“Suzhou first started building its industrial park by learning and collaborating with Singapore 26 years ago. The Singapore side initially owned the majority part of the Suzhou Industrial Park (SIP), but gradually Suzhou took over and pushed SIP’s further development,” said Marilou Uy, Finance and Private Sector Development Director in the World Bank’s Africa Region during a field visit to Suzhou. “When African countries try to collaborate with China, it will be extremely relevant for them to look at the way Suzhou has collaborated with Singapore.”
The field visit was part of the High-Level China-Africa Experience-Sharing Program on Special Economic Zones and Infrastructure Development held in China from September 14 - 21, 2010. This program was organized by the World Bank Institute, the World Bank's Africa Region and East Asia and Pacific Region, in partnership with the Government of China. Through the program, 17 senior officials from 9 African countries had an opportunity to share ideas and experiences with their Chinese counterparts.
After intensive discussions in Beijing, the African officials traveled to Jiangsu province where they visited industrial parks, factories, a food processing company, and irrigation and rural biogas projects. “The experiences we’ve see in the irrigation development and agro-business vegetable processing particularly showcased how China has integrated agriculture with industrialization, and agriculture with poverty reduction”, said Tadesse Haile Tessema, State Minister, Ministry of Trade and Industry, Ethiopia, “We’ve seen with our own eyes how this has significantly improved the livelihood of farmers, and erased poverty.”
South-South Cooperation—New Opportunities in the Economic Downturn
“China’s cooperation with Africa is by no means new. What is new, however, is the level and significance of China’s partnership with Africa,” said Robert Zoellick, President of the World Bank in his opening address. “South-South trade, investment, and exchange of know-how can become an important source of growth in the post-crisis era.”
“Africa is turning a corner....Can the continent become an economic lion, ready to take its place beside the Chinese dragon and the Indian tiger?” This was a challenge posed by the World Bank’s Africa Vice President Obiageli Ezekwesili during a keynote address at the event.
The experience-sharing program, in its third year, focused on special economic zones (SEZs) and infrastructure development—two big challenges for many African countries. In China, SEZs were a testing ground for China’s transition from a planned to a market economy, and they are a prime example of China’s pragmatic and experimental approach to reform. Chinese experts were asked to address some of the key issues and challenges identified in the Africa Infrastructure Diagnostic.
What did the African officials identify as important lessons from China? Some key takeaways include:
- Development with significant impact on poverty reduction can be achieved in one’s lifetime
- Political commitment is an important ingredient to translate ideas into reality; strong leadership and commitment at all levels of government are key to implementation
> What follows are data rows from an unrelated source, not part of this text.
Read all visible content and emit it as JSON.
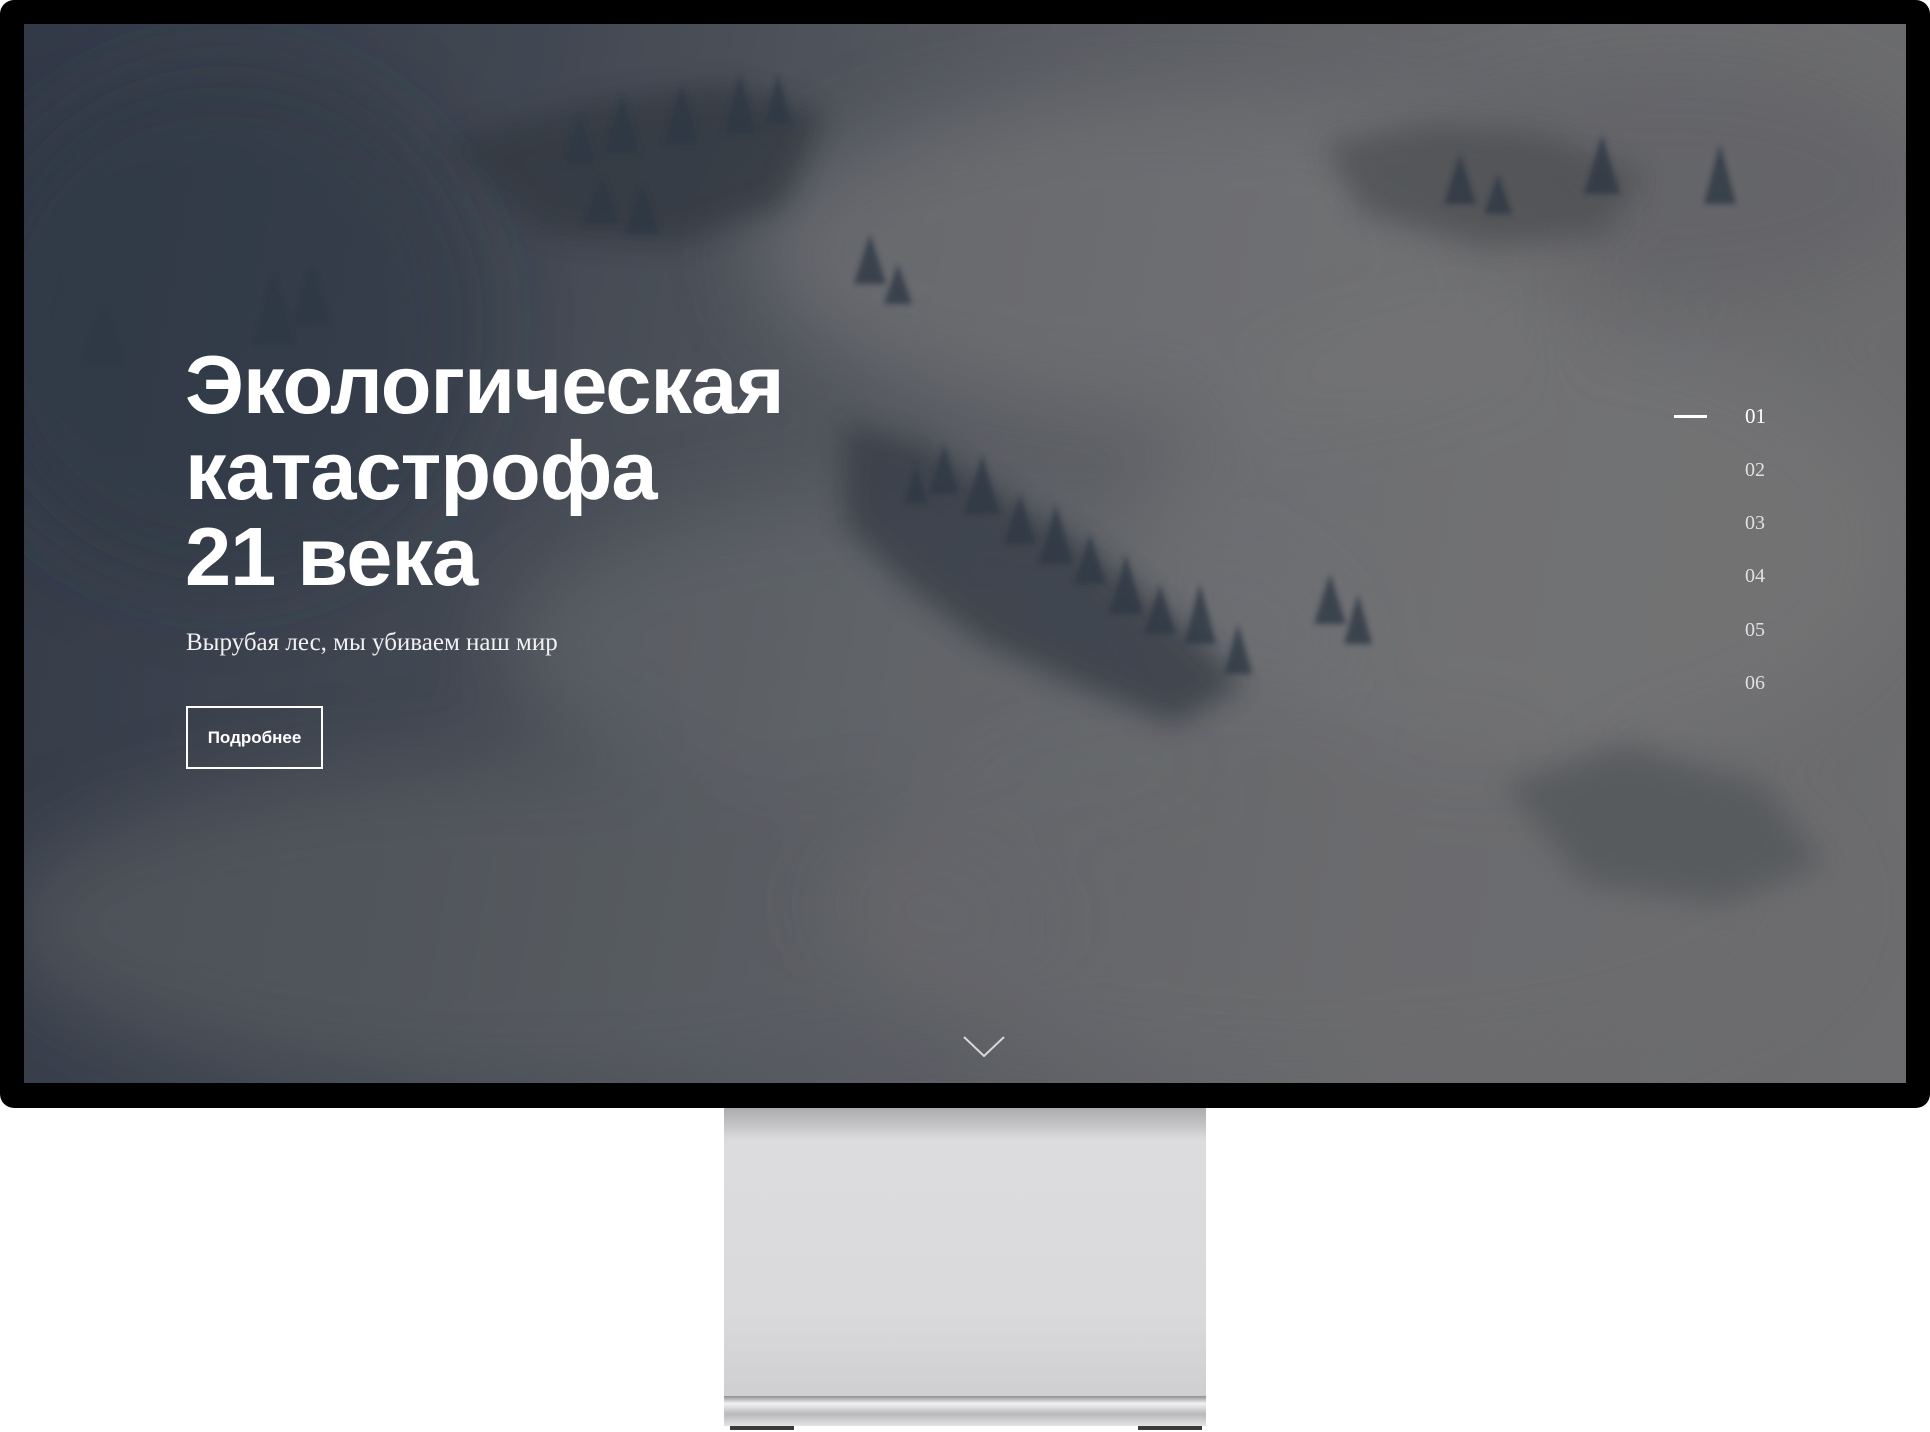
{
  "hero": {
    "title_lines": [
      "Экологическая",
      "катастрофа",
      "21 века"
    ],
    "subtitle": "Вырубая лес, мы убиваем наш мир",
    "button_label": "Подробнее"
  },
  "slide_nav": {
    "active_index": 0,
    "items": [
      "01",
      "02",
      "03",
      "04",
      "05",
      "06"
    ]
  },
  "icons": {
    "scroll_down": "chevron-down-icon"
  },
  "colors": {
    "monitor_bezel": "#000000",
    "text": "#ffffff",
    "stand": "#dadadc"
  }
}
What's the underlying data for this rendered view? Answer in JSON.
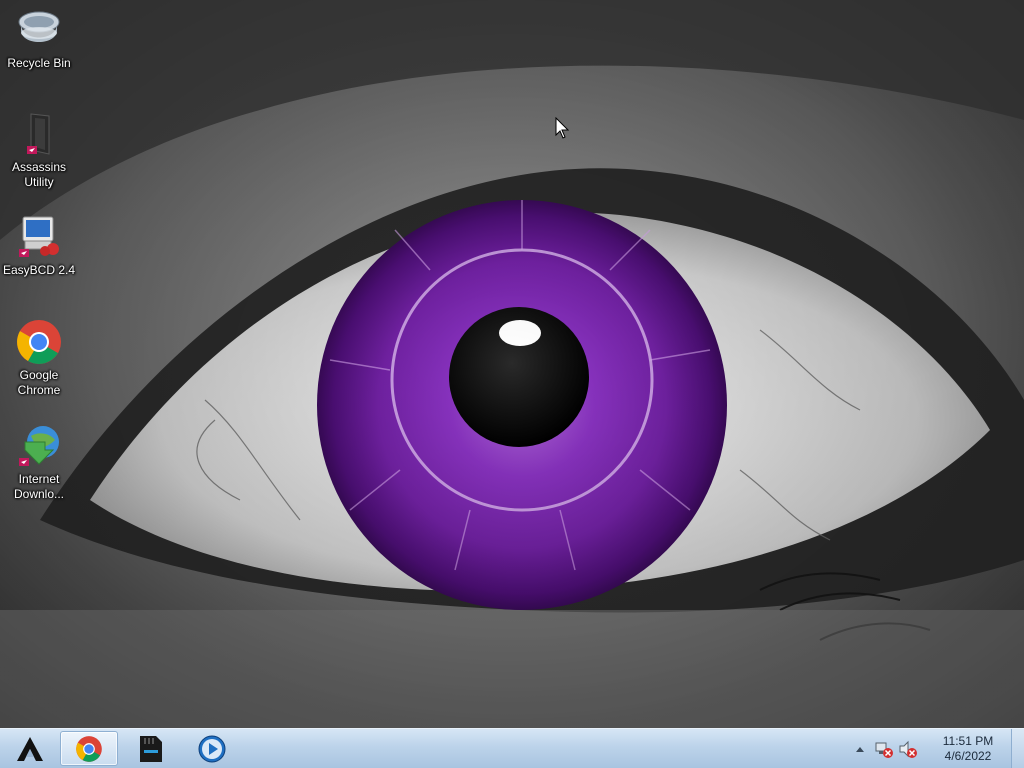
{
  "desktop": {
    "icons": [
      {
        "label": "Recycle Bin",
        "icon": "recycle-bin-icon"
      },
      {
        "label": "Assassins\nUtility",
        "icon": "assassins-utility-icon"
      },
      {
        "label": "EasyBCD 2.4",
        "icon": "easybcd-icon"
      },
      {
        "label": "Google\nChrome",
        "icon": "chrome-icon"
      },
      {
        "label": "Internet\nDownlo...",
        "icon": "internet-download-manager-icon"
      }
    ]
  },
  "taskbar": {
    "pinned": [
      {
        "name": "start",
        "icon": "start-logo-icon"
      },
      {
        "name": "Google Chrome",
        "icon": "chrome-icon",
        "active": true
      },
      {
        "name": "SD drive",
        "icon": "sd-card-icon"
      },
      {
        "name": "Media Player",
        "icon": "media-play-icon"
      }
    ],
    "tray": {
      "icons": [
        "show-hidden-icons-chevron",
        "network-error-icon",
        "volume-muted-icon"
      ]
    },
    "clock": {
      "time": "11:51 PM",
      "date": "4/6/2022"
    }
  },
  "colors": {
    "iris": "#7d2bb0",
    "taskbar": "#bcd3ea"
  }
}
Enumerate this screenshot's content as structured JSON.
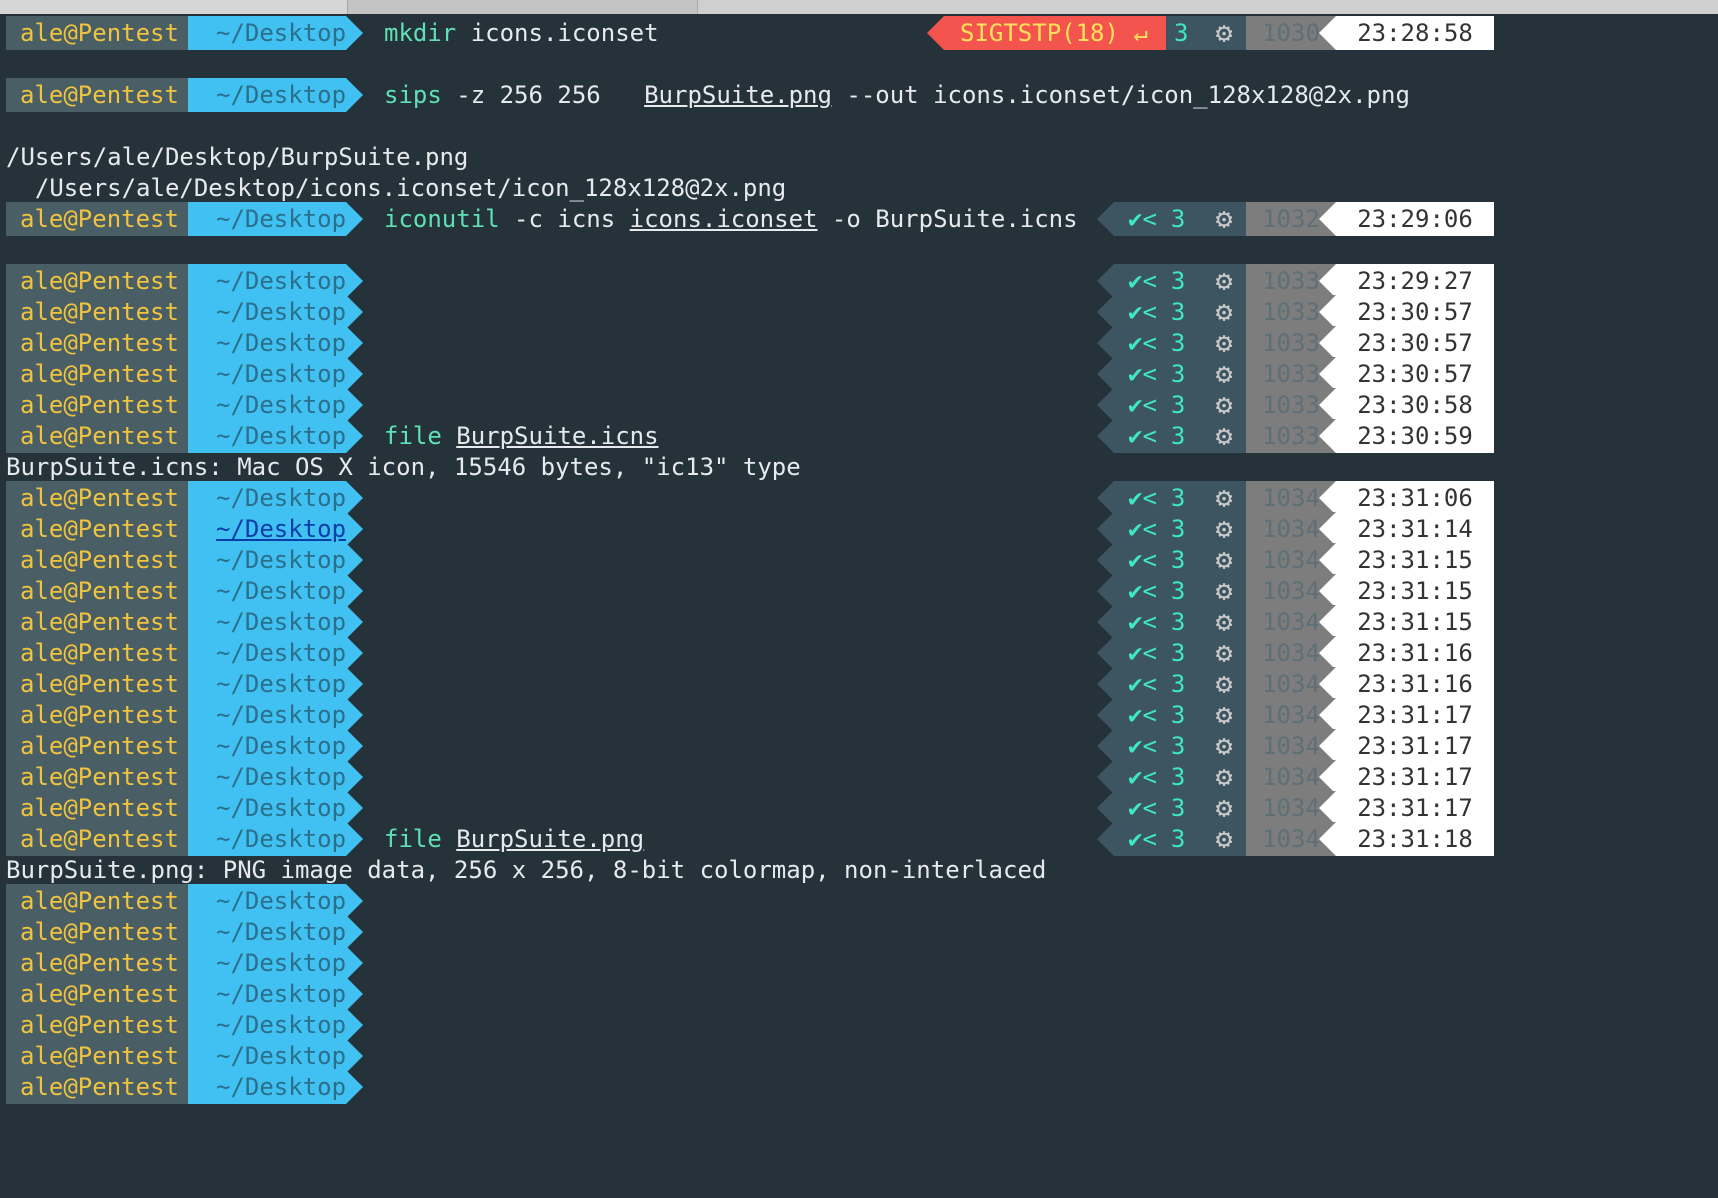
{
  "prompt": {
    "user": "ale@Pentest",
    "dir": "~/Desktop"
  },
  "lines": [
    {
      "kind": "prompt",
      "cmd_prog": "mkdir",
      "cmd_rest": " icons.iconset",
      "right": "sig",
      "signal": "SIGTSTP(18)",
      "return_icon": "↵",
      "jobs": "3",
      "hist": "1030",
      "time": "23:28:58"
    },
    {
      "kind": "blank"
    },
    {
      "kind": "prompt",
      "cmd_prog": "sips",
      "cmd_rest": " -z 256 256   ",
      "cmd_ul": "BurpSuite.png",
      "cmd_tail": " --out icons.iconset/icon_128x128@2x.png"
    },
    {
      "kind": "blank"
    },
    {
      "kind": "output",
      "text": "/Users/ale/Desktop/BurpSuite.png"
    },
    {
      "kind": "output",
      "text": "  /Users/ale/Desktop/icons.iconset/icon_128x128@2x.png"
    },
    {
      "kind": "prompt",
      "cmd_prog": "iconutil",
      "cmd_rest": " -c icns ",
      "cmd_ul": "icons.iconset",
      "cmd_tail": " -o BurpSuite.icns",
      "right": "ok",
      "check": "✔",
      "lt": "<",
      "jobs": "3",
      "hist": "1032",
      "time": "23:29:06"
    },
    {
      "kind": "blank"
    },
    {
      "kind": "prompt",
      "right": "ok",
      "check": "✔",
      "lt": "<",
      "jobs": "3",
      "hist": "1033",
      "time": "23:29:27"
    },
    {
      "kind": "prompt",
      "right": "ok",
      "check": "✔",
      "lt": "<",
      "jobs": "3",
      "hist": "1033",
      "time": "23:30:57"
    },
    {
      "kind": "prompt",
      "right": "ok",
      "check": "✔",
      "lt": "<",
      "jobs": "3",
      "hist": "1033",
      "time": "23:30:57"
    },
    {
      "kind": "prompt",
      "right": "ok",
      "check": "✔",
      "lt": "<",
      "jobs": "3",
      "hist": "1033",
      "time": "23:30:57"
    },
    {
      "kind": "prompt",
      "right": "ok",
      "check": "✔",
      "lt": "<",
      "jobs": "3",
      "hist": "1033",
      "time": "23:30:58"
    },
    {
      "kind": "prompt",
      "cmd_prog": "file",
      "cmd_rest": " ",
      "cmd_ul": "BurpSuite.icns",
      "right": "ok",
      "check": "✔",
      "lt": "<",
      "jobs": "3",
      "hist": "1033",
      "time": "23:30:59"
    },
    {
      "kind": "output",
      "text": "BurpSuite.icns: Mac OS X icon, 15546 bytes, \"ic13\" type"
    },
    {
      "kind": "prompt",
      "right": "ok",
      "check": "✔",
      "lt": "<",
      "jobs": "3",
      "hist": "1034",
      "time": "23:31:06"
    },
    {
      "kind": "prompt",
      "dir_highlight": true,
      "right": "ok",
      "check": "✔",
      "lt": "<",
      "jobs": "3",
      "hist": "1034",
      "time": "23:31:14"
    },
    {
      "kind": "prompt",
      "right": "ok",
      "check": "✔",
      "lt": "<",
      "jobs": "3",
      "hist": "1034",
      "time": "23:31:15"
    },
    {
      "kind": "prompt",
      "right": "ok",
      "check": "✔",
      "lt": "<",
      "jobs": "3",
      "hist": "1034",
      "time": "23:31:15"
    },
    {
      "kind": "prompt",
      "right": "ok",
      "check": "✔",
      "lt": "<",
      "jobs": "3",
      "hist": "1034",
      "time": "23:31:15"
    },
    {
      "kind": "prompt",
      "right": "ok",
      "check": "✔",
      "lt": "<",
      "jobs": "3",
      "hist": "1034",
      "time": "23:31:16"
    },
    {
      "kind": "prompt",
      "right": "ok",
      "check": "✔",
      "lt": "<",
      "jobs": "3",
      "hist": "1034",
      "time": "23:31:16"
    },
    {
      "kind": "prompt",
      "right": "ok",
      "check": "✔",
      "lt": "<",
      "jobs": "3",
      "hist": "1034",
      "time": "23:31:17"
    },
    {
      "kind": "prompt",
      "right": "ok",
      "check": "✔",
      "lt": "<",
      "jobs": "3",
      "hist": "1034",
      "time": "23:31:17"
    },
    {
      "kind": "prompt",
      "right": "ok",
      "check": "✔",
      "lt": "<",
      "jobs": "3",
      "hist": "1034",
      "time": "23:31:17"
    },
    {
      "kind": "prompt",
      "right": "ok",
      "check": "✔",
      "lt": "<",
      "jobs": "3",
      "hist": "1034",
      "time": "23:31:17"
    },
    {
      "kind": "prompt",
      "cmd_prog": "file",
      "cmd_rest": " ",
      "cmd_ul": "BurpSuite.png",
      "right": "ok",
      "check": "✔",
      "lt": "<",
      "jobs": "3",
      "hist": "1034",
      "time": "23:31:18"
    },
    {
      "kind": "output",
      "text": "BurpSuite.png: PNG image data, 256 x 256, 8-bit colormap, non-interlaced"
    },
    {
      "kind": "prompt"
    },
    {
      "kind": "prompt"
    },
    {
      "kind": "prompt"
    },
    {
      "kind": "prompt"
    },
    {
      "kind": "prompt"
    },
    {
      "kind": "prompt"
    },
    {
      "kind": "prompt"
    }
  ],
  "icons": {
    "gear": "gear-icon",
    "return": "return-icon",
    "check": "check-icon"
  },
  "colors": {
    "background": "#25323a",
    "user_segment": "#4a5e66",
    "user_text": "#f0c43f",
    "dir_segment": "#41c1f2",
    "command": "#5fe0b5",
    "status_ok": "#3ee8c2",
    "signal_bg": "#f3544e",
    "signal_text": "#ffe25a",
    "time_bg": "#ffffff"
  }
}
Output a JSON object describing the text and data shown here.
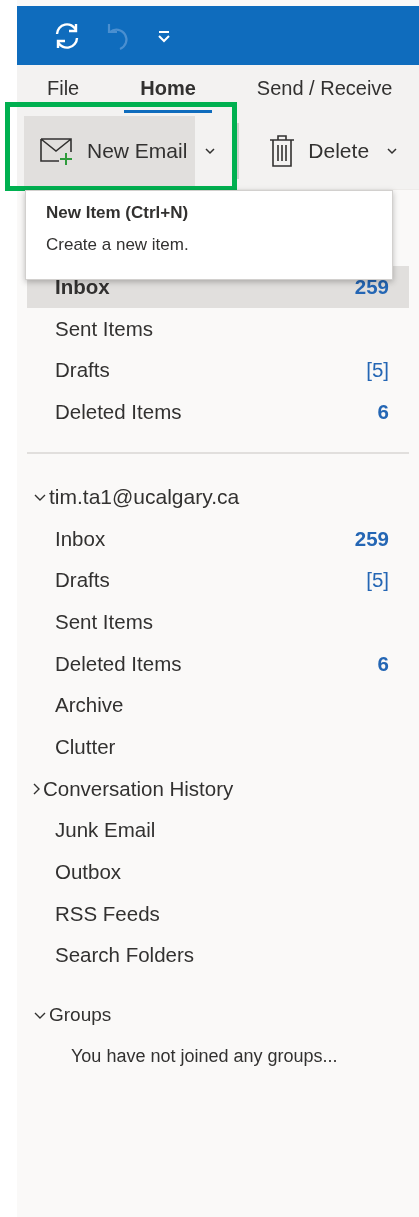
{
  "quick_access": [
    {
      "kind": "sync",
      "disabled": false
    },
    {
      "kind": "undo",
      "disabled": true
    },
    {
      "kind": "customize",
      "disabled": false
    }
  ],
  "tabs": [
    {
      "label": "File",
      "selected": false
    },
    {
      "label": "Home",
      "selected": true
    },
    {
      "label": "Send / Receive",
      "selected": false
    }
  ],
  "toolbar": [
    {
      "kind": "new_email",
      "label": "New Email",
      "highlighted": true
    },
    {
      "kind": "delete",
      "label": "Delete",
      "highlighted": false
    }
  ],
  "tooltip": {
    "title": "New Item (Ctrl+N)",
    "description": "Create a new item."
  },
  "favorites": [
    {
      "name": "Inbox",
      "selected": true,
      "count": {
        "text": "259",
        "kind": "unread"
      }
    },
    {
      "name": "Sent Items",
      "selected": false
    },
    {
      "name": "Drafts",
      "selected": false,
      "count": {
        "text": "[5]",
        "kind": "total"
      }
    },
    {
      "name": "Deleted Items",
      "selected": false,
      "count": {
        "text": "6",
        "kind": "unread"
      }
    }
  ],
  "account": {
    "name": "tim.ta1@ucalgary.ca",
    "expanded": true,
    "folders": [
      {
        "name": "Inbox",
        "selected": false,
        "count": {
          "text": "259",
          "kind": "unread"
        }
      },
      {
        "name": "Drafts",
        "selected": false,
        "count": {
          "text": "[5]",
          "kind": "total"
        }
      },
      {
        "name": "Sent Items",
        "selected": false
      },
      {
        "name": "Deleted Items",
        "selected": false,
        "count": {
          "text": "6",
          "kind": "unread"
        }
      },
      {
        "name": "Archive",
        "selected": false
      },
      {
        "name": "Clutter",
        "selected": false
      },
      {
        "name": "Conversation History",
        "selected": false,
        "expanded": false
      },
      {
        "name": "Junk Email",
        "selected": false
      },
      {
        "name": "Outbox",
        "selected": false
      },
      {
        "name": "RSS Feeds",
        "selected": false
      },
      {
        "name": "Search Folders",
        "selected": false
      }
    ]
  },
  "groups": {
    "name": "Groups",
    "expanded": true,
    "note": "You have not joined any groups..."
  }
}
- Each country must lead its own development process
- Infrastructure development is critical for growth and poverty alleviation; of particular importance is infrastructure that links producers to markets
- To fully benefit from foreign investment and from the new skills and know-how associated with it, it is important to create links between foreign firms and local companies and supply chains.
An Important Dialogue
The China-Africa experience-sharing program was part of celebration of the 30-year anniversary of the China-World Bank partnership. In his meeting with President Zoellick, Chinese President Hu Jintao identified South-South cooperation as an important piece of the World Bank’s continued partnership with China.
The Country Must be in the Driver’s Seat
“Knowledge exchange is key for development,” said Klaus Rohland, the Bank’s Country Director for China and Mongolia. “The Bank’s role is not teaching people and government what works, but informing them about the policy options, and how they have worked or not worked in other countries, and then working with government to make their own choices.”
Phil Karp, WBI Regional Coordinator and co-Team Leader for the program added, “If there is one key lesson for other developing countries from China's experience it is to be pragmatic; to experiment with new ideas, assess what works and replicate it, but not to be afraid to abandon what doesn't work."